So , you want a healthy food routine, but you have no idea what that looks like or how to implement it. A ‘healthy food routine’ is a term that encompasses the entirety of your eating habits. This means the foods you buy, where you buy them from, when you prepare food how you eat (at the table, in the kitchen, in a rush) , meal times, and even cooking habits and eating out schedules. It also means how mindful you are when you eat.
Planning your meals takes away the stress of having to figure out what you are going to eat for breakfast/lunch/dinner. Planning for meals also allows you to incorporate healthy eating within what you can afford. It is important to take into account your lifestyle/schedule/commitment. If you are not willing or do not have have time to make an elaborate healthy dish, then do not plan for that dish and buy groceries for that dish if it is unlikely or unrealistic for you to have or make that dish.
A good routine should include schedules of as many of the the regular things as possible. This will avoid decision fatigue. All of the following should be scheduled in to your week:
- Food planning
- Food shopping
- Food Preparation
- Cooking time
- Eating time

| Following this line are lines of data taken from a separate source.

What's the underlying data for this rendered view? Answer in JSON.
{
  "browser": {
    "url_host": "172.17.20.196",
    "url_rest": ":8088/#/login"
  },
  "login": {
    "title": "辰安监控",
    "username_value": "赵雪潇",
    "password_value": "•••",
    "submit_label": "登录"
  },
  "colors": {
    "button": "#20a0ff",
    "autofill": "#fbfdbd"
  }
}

- Eating out
- Practising MINDFUL eating
- Mouth hygiene after eating, especially at night.
So the amount of time and energy spent of these elements can vary on you. Its your life, but here are some recommendations.
Not planning weekly food is really bad, especially if you want to lose weight. Because we are visual eaters and convenience eaters and we still genetically refer back to eating when we see food as a survival instinct, not planning will almost certainly mean that you eat when you feel like it rather too much

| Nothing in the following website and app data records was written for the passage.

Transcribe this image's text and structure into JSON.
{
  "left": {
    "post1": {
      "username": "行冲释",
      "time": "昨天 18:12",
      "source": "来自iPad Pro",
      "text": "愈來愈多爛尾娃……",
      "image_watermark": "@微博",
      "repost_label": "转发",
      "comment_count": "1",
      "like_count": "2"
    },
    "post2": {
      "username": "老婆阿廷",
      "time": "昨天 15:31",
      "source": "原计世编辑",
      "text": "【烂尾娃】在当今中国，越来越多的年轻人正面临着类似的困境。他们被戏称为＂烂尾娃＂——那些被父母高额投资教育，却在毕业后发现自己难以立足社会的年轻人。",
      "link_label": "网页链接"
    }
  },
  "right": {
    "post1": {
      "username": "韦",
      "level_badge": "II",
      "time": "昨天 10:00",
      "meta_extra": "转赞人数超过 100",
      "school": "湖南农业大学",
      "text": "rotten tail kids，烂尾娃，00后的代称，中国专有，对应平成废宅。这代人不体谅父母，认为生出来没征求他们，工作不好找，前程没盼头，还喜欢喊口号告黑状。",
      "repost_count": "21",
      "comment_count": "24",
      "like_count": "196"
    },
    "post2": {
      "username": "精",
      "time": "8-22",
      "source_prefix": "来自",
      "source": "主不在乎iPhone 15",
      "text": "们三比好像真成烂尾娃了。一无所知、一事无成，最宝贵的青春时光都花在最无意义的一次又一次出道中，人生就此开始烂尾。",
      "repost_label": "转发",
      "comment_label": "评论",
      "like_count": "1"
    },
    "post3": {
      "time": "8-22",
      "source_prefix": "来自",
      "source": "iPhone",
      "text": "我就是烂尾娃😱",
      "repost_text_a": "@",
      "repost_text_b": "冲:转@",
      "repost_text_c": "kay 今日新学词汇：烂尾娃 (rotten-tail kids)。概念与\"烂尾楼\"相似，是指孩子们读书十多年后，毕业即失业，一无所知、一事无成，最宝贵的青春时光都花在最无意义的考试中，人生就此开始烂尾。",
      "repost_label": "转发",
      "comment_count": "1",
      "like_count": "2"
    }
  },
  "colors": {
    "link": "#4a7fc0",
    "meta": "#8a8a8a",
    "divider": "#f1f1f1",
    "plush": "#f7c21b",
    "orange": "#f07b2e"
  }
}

When it come to food shopping and food preparation, there are three major things to consider:
- The more time you make to spend on these planning and prep, the easier it will be to eat a healthy, balanced diet and the easier it will be lose weight.
- You can save time on shopping and prep with the food choices you make, but saving time will cost you more money. (buying oven ready meats and fish and ready made vegetable for your evening meal saves time buying and already grated cheese and diced onions for example save time when preparing your morning omelette, but cost more to buy).
- Saving time and spending more will almost certainly compromise on nutrient quality.
Now, obviously, the more ready prepared food you buy, the less prep time you will have. The issue here is that, in not buying single ingredient foods, you do not have control over what is in it. Always check food labels and look out for carbohydrates and sugar levels and total calorie content. This is where food tracking becomes really useful. Keeping carbohydrates under 100 grams per daily should enable you to burn fat.